T is a genss model object. In contrast to an aggregate model formed by connecting only numeric LTI models, T keeps track of the tunable elements of the control system. The tunable elements are stored in the Blocks property of the genss model object. Examine the tunable elements of T.

T.Blocks
ans = 

  struct with fields:

    C: [1x1 tunablePID]
    a: [1x1 realp]

When you create a genss model of a control system that has tunable components, you can use tuning commands such as systune to tune the free parameters to meet design requirements you specify.

Create a genss model with labeled state names. To do so, label the states of the component LTI models before connecting them. For instance, connect a two-state fixed-coeffiecient plant model and a one-state tunable controller.

A = [-1 -1; 1 0];
B = [1; 0];
C = [0 1];
D = 0;
G = ss(A,B,C,D);
G.StateName = {'Pstate1','Pstate2'};

C = tunableSS('C',1,1,1);

L = G*C;

The genss model L preserves the state names of the components that created it. Because you did not assign state names to the tunable component C, the software automatically does so. Examine the state names of L to confirm them.

L.StateName
ans =

  3x1 cell array

    {'Pstate1'}
    {'Pstate2'}
    {'C.x1'   }

The automatic assignment of state names to control design blocks allows you to trace which states in the generalized model are contributed by tunable components.

State names are also preserved when you convert a genss model to a fixed-coefficient state-space model. To confirm, convert L to ss form.

Lfixed = ss(L);
Lfixed.StateName
ans =

  3x1 cell array

    {'Pstate1'}
    {'Pstate2'}
    {'C.x1'   }

State unit labels, stored in the StateUnit property of the genss model, behave similarly.

Create a generalized model with a tunable parameter, and examine the dependence of the A matrix on that parameter. To do so, examine the A property of the generalized model.

G = tf(1,[1 10]);
k = realp('k',1);
F = tf(k,[1 k]);
L1 = G*F;
L1.A
ans =

  Generalized matrix with 2 rows, 2 columns, and the following blocks:
    k: Scalar parameter, 2 occurrences.

Type "double(ans)" to see the current value, "get(ans)" to see all properties, and "ans.Blocks" to interact with the blocks.

The A property is a generalized matrix that preserves the dependence on the real tunable parameter k. The state-space matrix properties A, B, C, and D only preserve dependencies on static parameters.
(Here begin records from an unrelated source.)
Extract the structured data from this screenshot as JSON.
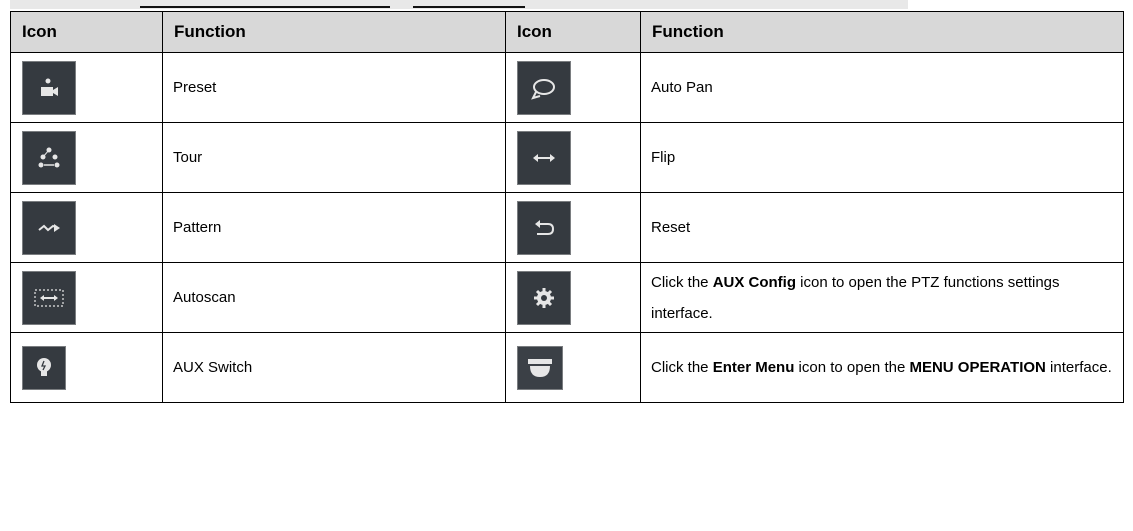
{
  "header": {
    "col1": "Icon",
    "col2": "Function",
    "col3": "Icon",
    "col4": "Function"
  },
  "rows": [
    {
      "left_icon": "preset-camera-icon",
      "left_text": "Preset",
      "right_icon": "auto-pan-icon",
      "right_text": "Auto Pan"
    },
    {
      "left_icon": "tour-icon",
      "left_text": "Tour",
      "right_icon": "flip-icon",
      "right_text": "Flip"
    },
    {
      "left_icon": "pattern-icon",
      "left_text": "Pattern",
      "right_icon": "reset-icon",
      "right_text": "Reset"
    },
    {
      "left_icon": "autoscan-icon",
      "left_text": "Autoscan",
      "right_icon": "aux-config-gear-icon",
      "right_rich": [
        "Click the ",
        "AUX Config",
        " icon to open the PTZ functions settings interface."
      ]
    },
    {
      "left_icon": "aux-switch-bulb-icon",
      "left_text": "AUX Switch",
      "right_icon": "enter-menu-dome-icon",
      "right_rich": [
        "Click the ",
        "Enter Menu",
        " icon to open the ",
        "MENU OPERATION",
        " interface."
      ]
    }
  ],
  "colors": {
    "header_bg": "#d8d8d8",
    "icon_bg": "#353a40",
    "icon_fg": "#e6e6e6"
  }
}
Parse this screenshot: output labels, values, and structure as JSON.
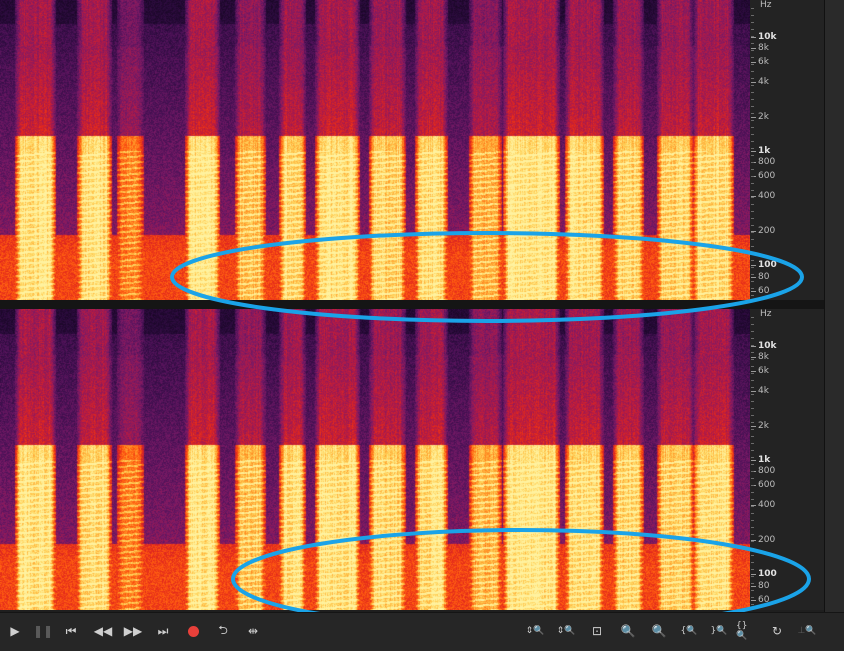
{
  "spectrogram": {
    "channels": [
      {
        "name": "top-channel"
      },
      {
        "name": "bottom-channel"
      }
    ],
    "ruler": {
      "unit": "Hz",
      "labels": [
        "10k",
        "8k",
        "6k",
        "4k",
        "2k",
        "1k",
        "800",
        "600",
        "400",
        "200",
        "100",
        "80",
        "60"
      ]
    },
    "colors": {
      "background": "#180621",
      "highlight_ellipse": "#1aa3e8",
      "palette": [
        "#0c0314",
        "#2a0b3c",
        "#4d1258",
        "#7a1a66",
        "#b01a48",
        "#e2281c",
        "#ff5a10",
        "#ff9a2a",
        "#ffd25a",
        "#fff2a0"
      ]
    }
  },
  "toolbar": {
    "transport": [
      {
        "name": "play-button",
        "icon": "play-icon",
        "glyph": "▶",
        "enabled": true
      },
      {
        "name": "pause-button",
        "icon": "pause-icon",
        "glyph": "❚❚",
        "enabled": false
      },
      {
        "name": "go-to-start-button",
        "icon": "skip-back-icon",
        "glyph": "⏮",
        "enabled": true
      },
      {
        "name": "rewind-button",
        "icon": "rewind-icon",
        "glyph": "◀◀",
        "enabled": true
      },
      {
        "name": "fast-forward-button",
        "icon": "fast-forward-icon",
        "glyph": "▶▶",
        "enabled": true
      },
      {
        "name": "go-to-end-button",
        "icon": "skip-forward-icon",
        "glyph": "⏭",
        "enabled": true
      },
      {
        "name": "record-button",
        "icon": "record-icon",
        "glyph": "",
        "enabled": true
      },
      {
        "name": "loop-button",
        "icon": "loop-icon",
        "glyph": "⮌",
        "enabled": true
      },
      {
        "name": "skip-selection-button",
        "icon": "skip-selection-icon",
        "glyph": "⇹",
        "enabled": true
      }
    ],
    "zoom": [
      {
        "name": "zoom-in-amplitude-button",
        "icon": "zoom-in-amplitude-icon",
        "glyph": "⇕🔍",
        "enabled": true
      },
      {
        "name": "zoom-out-amplitude-button",
        "icon": "zoom-out-amplitude-icon",
        "glyph": "⇕🔍",
        "enabled": true
      },
      {
        "name": "zoom-full-button",
        "icon": "zoom-full-icon",
        "glyph": "⊡",
        "enabled": true
      },
      {
        "name": "zoom-selection-button",
        "icon": "zoom-selection-icon",
        "glyph": "🔍",
        "enabled": false
      },
      {
        "name": "zoom-in-time-button",
        "icon": "zoom-in-time-icon",
        "glyph": "🔍",
        "enabled": false
      },
      {
        "name": "zoom-to-start-button",
        "icon": "zoom-to-start-icon",
        "glyph": "{🔍",
        "enabled": true
      },
      {
        "name": "zoom-to-end-button",
        "icon": "zoom-to-end-icon",
        "glyph": "}🔍",
        "enabled": true
      },
      {
        "name": "zoom-out-full-button",
        "icon": "zoom-out-full-icon",
        "glyph": "{}🔍",
        "enabled": true
      },
      {
        "name": "zoom-reset-button",
        "icon": "zoom-reset-icon",
        "glyph": "↻",
        "enabled": true
      },
      {
        "name": "zoom-amplitude-button",
        "icon": "zoom-amplitude-icon",
        "glyph": "⊥🔍",
        "enabled": false
      }
    ]
  }
}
When the genss model has dynamic control design blocks, these are set to their current value for evaluating the state-space matrix properties. For example, examine the A matrix property of a genss model with a tunable PI block.

C = tunablePID('C','PI');
L2 = G*C;
L2.A
ans = 

  -10.0000    0.0010
         0         0

Here, the A matrix is stored as a double matrix, whose value is the A matrix of the current value of L2.

L2cur = ss(L2);
L2cur.A
ans = 

  -10.0000    0.0010
         0         0

Additionally, extracting state-space matrices using ssdata sets all control design blocks to their current or nominal values, including static blocks. Thus, the following operations all return the current value of the A matrix of L1.

[A,B,C,D] = ssdata(L1);
A
A = 

   -10     1
     0    -1

double(L1.A)
ans = 

   -10     1
     0    -1

L1cur = ss(L1);
L1cur.A
ans = 

   -10     1
     0    -1

Tips

  • You can manipulate genss models as ordinary ss models. Analysis commands such as bode and step evaluate the model by replacing each tunable parameter with its current value.

Introduced in R2011a